Zorritos, northern Peru. It’s not somewhere you would likely see in a travel brochure or advertised on Instagram. It’s definitely not your typical backpackers destination. But maybe it should be. When I landed into Tumbes, the closest city to Zorritos, I saw…. nothing. Nothing but barren land for miles and miles, and to be completely honest, I wasn’t enthralled at the prospect of spending a month here. I was terrified.
In the taxi on the way to our accommodation, a fellow traveller, who has since become a close friend, and I grew increasingly apprehensive about our chosen destination – had we made a horrible mistake? The streets were dusty, and the locals stared through the windows at us. The cables hung low and plastic rolled around the streets; the only place I have ever been that it is comparable to is Arusha in Tanzania, Africa. Not exactly the idyllic south american beachfront we were hoping for.
However, after a good nights sleep, our rested eyes saw Zorritos in an entirely different light come morning. The beach stretches out the length of this quiet fishing town, with the calm waves of the pacific rolling shells and drift wood onto the white sand. Hammocks hang from palm trees where you won’t find and snoozing tourists, just the locals who take an afternoon siesta every day. In fact, there are no tourists at all here – after a week I have not seen one.
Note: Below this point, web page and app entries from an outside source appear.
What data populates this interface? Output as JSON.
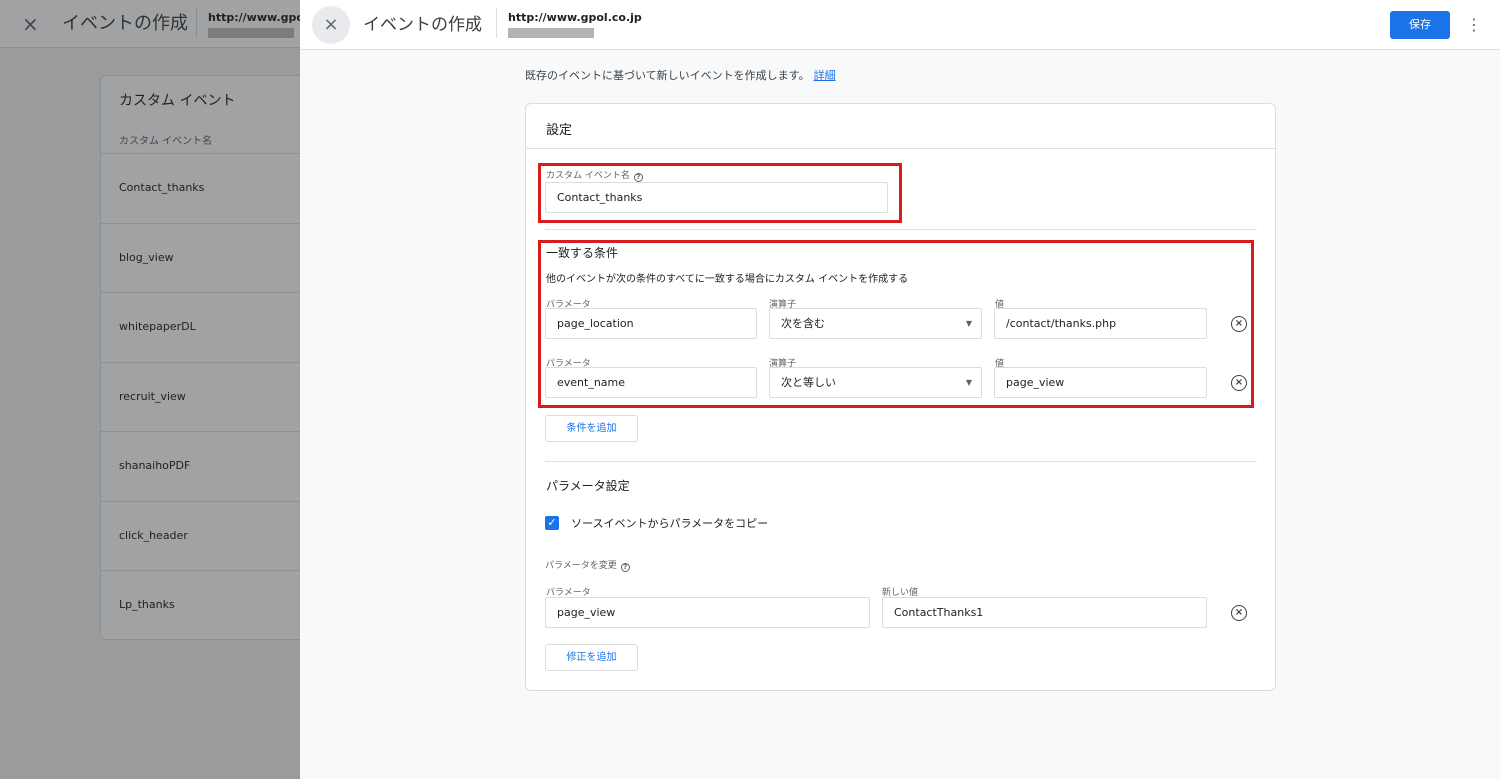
{
  "background": {
    "title": "イベントの作成",
    "url": "http://www.gpol.co",
    "card_title": "カスタム イベント",
    "column_header": "カスタム イベント名",
    "events": [
      "Contact_thanks",
      "blog_view",
      "whitepaperDL",
      "recruit_view",
      "shanaihoPDF",
      "click_header",
      "Lp_thanks"
    ]
  },
  "header": {
    "close_icon": "×",
    "title": "イベントの作成",
    "url": "http://www.gpol.co.jp",
    "save_label": "保存",
    "more_icon": "⋮"
  },
  "intro": {
    "text": "既存のイベントに基づいて新しいイベントを作成します。",
    "link": "詳細"
  },
  "settings": {
    "title": "設定",
    "custom_event_label": "カスタム イベント名",
    "custom_event_value": "Contact_thanks",
    "help_icon": "?",
    "match": {
      "title": "一致する条件",
      "description": "他のイベントが次の条件のすべてに一致する場合にカスタム イベントを作成する",
      "param_label": "パラメータ",
      "operator_label": "演算子",
      "value_label": "値",
      "rows": [
        {
          "param": "page_location",
          "operator": "次を含む",
          "value": "/contact/thanks.php"
        },
        {
          "param": "event_name",
          "operator": "次と等しい",
          "value": "page_view"
        }
      ],
      "add_condition": "条件を追加"
    },
    "params": {
      "title": "パラメータ設定",
      "copy_label": "ソースイベントからパラメータをコピー",
      "copy_checked": true,
      "modify_label": "パラメータを変更",
      "param_label": "パラメータ",
      "new_value_label": "新しい値",
      "param_value": "page_view",
      "new_value": "ContactThanks1",
      "add_modification": "修正を追加"
    }
  },
  "icons": {
    "remove": "×",
    "dropdown": "▼",
    "check": "✓"
  }
}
The locals are friendly and welcoming, smile all the time and always keen to help, to the point where a moto-taxi driver stayed with us until we were safely inside the hostel, and hotel staff came to our rescue helping us cook purple corn when we were clearly failing miserably. It is possibly the most relaxed place I have ever been to. Like the rest of the country, it runs on a completely different time zone, ‘Peru time’ they call it – meaning anywhere from on-time to an hour late, still means you are early…which nobody ever is. If a shop owner decides to close for the day to take a nap, he does it. If a restaurant suddenly has only one dish on the menu, so be it. If you need food you wander down to the local market to buy your fish fresh from the ocean and your fruit and vegetables from the lady on the corner. If it’s bread you’re after, you wander down to the bakery at either 8am or 5pm to coincide with freshly baked bread and croissant-style buns. It’s a slow and relaxing way of life that is likely the reason behind everyones smile. It’s very refreshing coming from punctual England to say the least. If anything, it teaches you to relax… it’s impossible to be stressed here. It’s definitely a place deserving of a better knowledge than it gets, and if a quiet fishing village can be this beautiful, I’m very excited to see what the rest of this vastly diverse country has to offer.